STAT2: Much more than an antiviral protein
A protein known for guarding against viral infections leads a double life, new research shows, and can interfere with cell growth and the defense against parasites.
A protein makes the difference
It is well-established knowledge that blood vessels foster the growth of tumors.
Nuclear protein causes neuroblastoma to become more aggressive
Aggressive forms of neuroblastoma contain a specific protein in their cells' nuclei that is not found in the nuclei of more benign forms of the cancer, and the discovery, made through research from the University of Rochester Medical Center, could lead to new forms of targeted therapy.
How a protein could become the next big sweetener
High-fructose corn syrup and sugar are on the outs with calorie-wary consumers.
High animal protein intake associated with higher, plant protein with lower mortality rate
The largest study to examine the effects of different sources of dietary protein found that a high intake of proteins from animal sources -- particularly processed and unprocessed red meats -- was associated with a higher mortality rate, while a high intake of protein from plant sources was associated with a lower risk of death.
Protein in, ammonia out
A recent study has compiled and analyzed data from 25 previous studies.
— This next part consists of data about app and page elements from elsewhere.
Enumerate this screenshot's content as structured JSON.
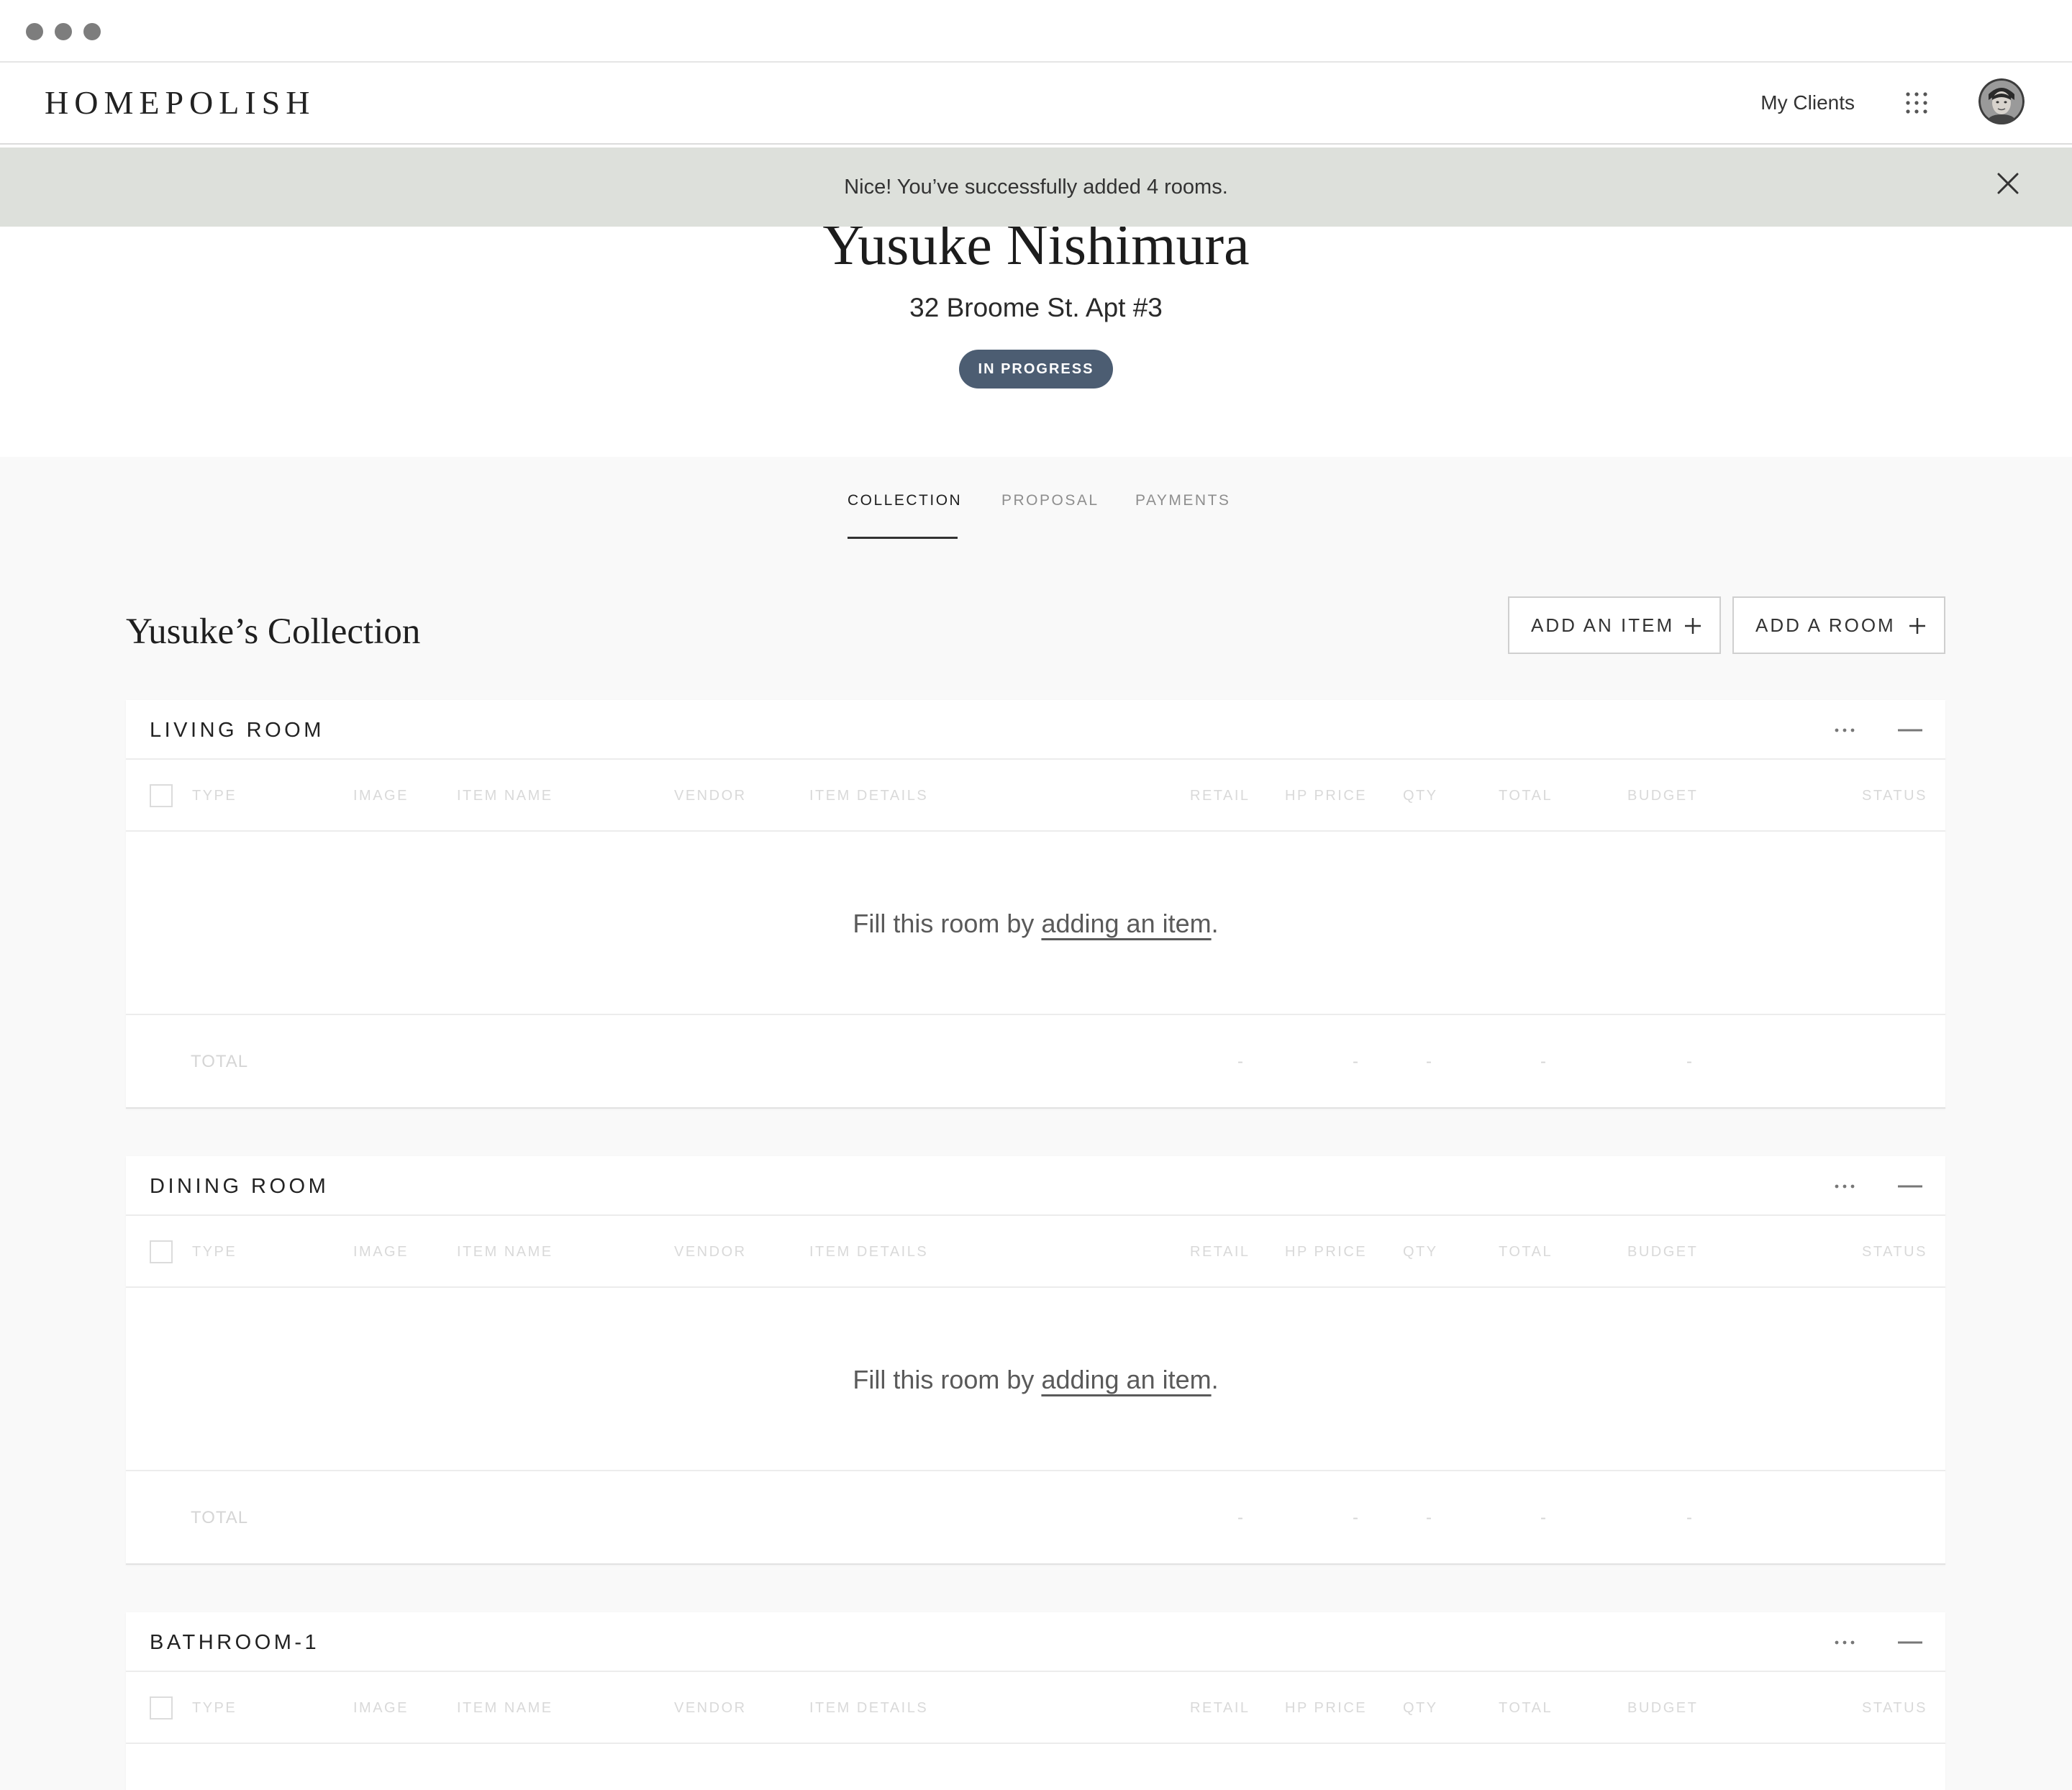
{
  "header": {
    "logo": "HOMEPOLISH",
    "nav_link": "My Clients",
    "apps_icon": "grid-dots-icon",
    "avatar": "user-avatar"
  },
  "toast": {
    "message": "Nice! You’ve successfully added 4 rooms.",
    "close_icon": "close-icon"
  },
  "client": {
    "name": "Yusuke Nishimura",
    "address": "32 Broome St. Apt #3",
    "status": "IN PROGRESS"
  },
  "tabs": [
    {
      "label": "COLLECTION",
      "active": true
    },
    {
      "label": "PROPOSAL",
      "active": false
    },
    {
      "label": "PAYMENTS",
      "active": false
    }
  ],
  "collection": {
    "title": "Yusuke’s Collection",
    "add_item_label": "ADD AN ITEM",
    "add_room_label": "ADD A ROOM"
  },
  "columns": [
    "TYPE",
    "IMAGE",
    "ITEM NAME",
    "VENDOR",
    "ITEM DETAILS",
    "RETAIL",
    "HP PRICE",
    "QTY",
    "TOTAL",
    "BUDGET",
    "STATUS"
  ],
  "empty_state": {
    "prefix": "Fill this room by ",
    "link": "adding an item",
    "suffix": "."
  },
  "total_label": "TOTAL",
  "total_placeholder": "-",
  "rooms": [
    {
      "name": "LIVING ROOM"
    },
    {
      "name": "DINING ROOM"
    },
    {
      "name": "BATHROOM-1"
    }
  ],
  "colors": {
    "toast_bg": "#dde0db",
    "status_pill": "#4c5d72",
    "main_bg": "#f9f9f9"
  }
}
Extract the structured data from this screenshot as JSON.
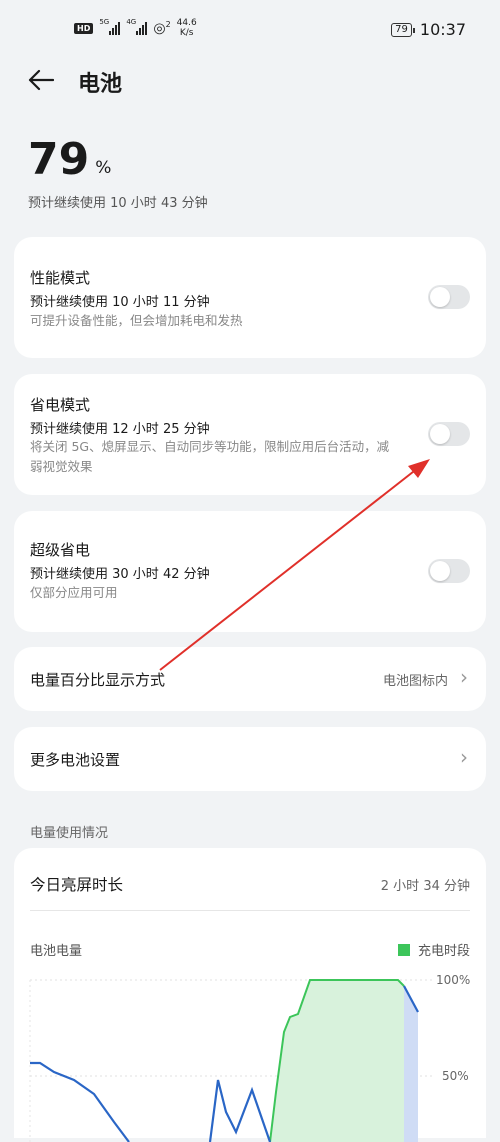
{
  "status_bar": {
    "hd": "HD",
    "sim1_gen": "5G",
    "sim2_gen": "4G",
    "wifi_gen": "2",
    "speed_value": "44.6",
    "speed_unit": "K/s",
    "battery": "79",
    "time": "10:37"
  },
  "header": {
    "back_icon": "back-arrow-icon",
    "title": "电池"
  },
  "battery_level": {
    "value": "79",
    "unit": "%",
    "estimate": "预计继续使用 10 小时 43 分钟"
  },
  "modes": [
    {
      "title": "性能模式",
      "estimate": "预计继续使用 10 小时 11 分钟",
      "desc": "可提升设备性能，但会增加耗电和发热",
      "enabled": false
    },
    {
      "title": "省电模式",
      "estimate": "预计继续使用 12 小时 25 分钟",
      "desc": "将关闭 5G、熄屏显示、自动同步等功能，限制应用后台活动，减弱视觉效果",
      "enabled": false
    },
    {
      "title": "超级省电",
      "estimate": "预计继续使用 30 小时 42 分钟",
      "desc": "仅部分应用可用",
      "enabled": false
    }
  ],
  "percent_display": {
    "label": "电量百分比显示方式",
    "value": "电池图标内"
  },
  "more_settings": {
    "label": "更多电池设置"
  },
  "usage": {
    "section": "电量使用情况",
    "screen_time_label": "今日亮屏时长",
    "screen_time_value": "2 小时 34 分钟",
    "chart_label": "电池电量",
    "legend_label": "充电时段",
    "y_top": "100%",
    "y_mid": "50%"
  },
  "colors": {
    "charging": "#3cc55a",
    "line": "#2a66c6",
    "annotation": "#e0302a"
  }
}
Related Protein Reading:

Best Science Podcasts 2019

We have hand picked the best science podcasts for 2019. Sit back and enjoy new science podcasts updated daily from your favorite science news services and scientists.
Now Playing: TED Radio Hour

Digital Manipulation
Technology has reshaped our lives in amazing ways. But at what cost? This hour, TED speakers reveal how what we see, read, believe — even how we vote — can be manipulated by the technology we use. Guests include journalist Carole Cadwalladr, consumer advocate Finn Myrstad, writer and marketing professor Scott Galloway, behavioral designer Nir Eyal, and computer graphics researcher Doug Roble.
Now Playing: Science for the People

#530 Why Aren't We Dead Yet?
We only notice our immune systems when they aren't working properly, or when they're under attack. How does our immune system understand what bits of us are us, and what bits are invading germs and viruses? How different are human immune systems from the immune systems of other creatures? And is the immune system so often the target of sketchy medical advice? Those questions and more, this week in our conversation with author Idan Ben-Barak about his book "Why Aren't We Dead Yet?: The Survivor’s Guide to the Immune System".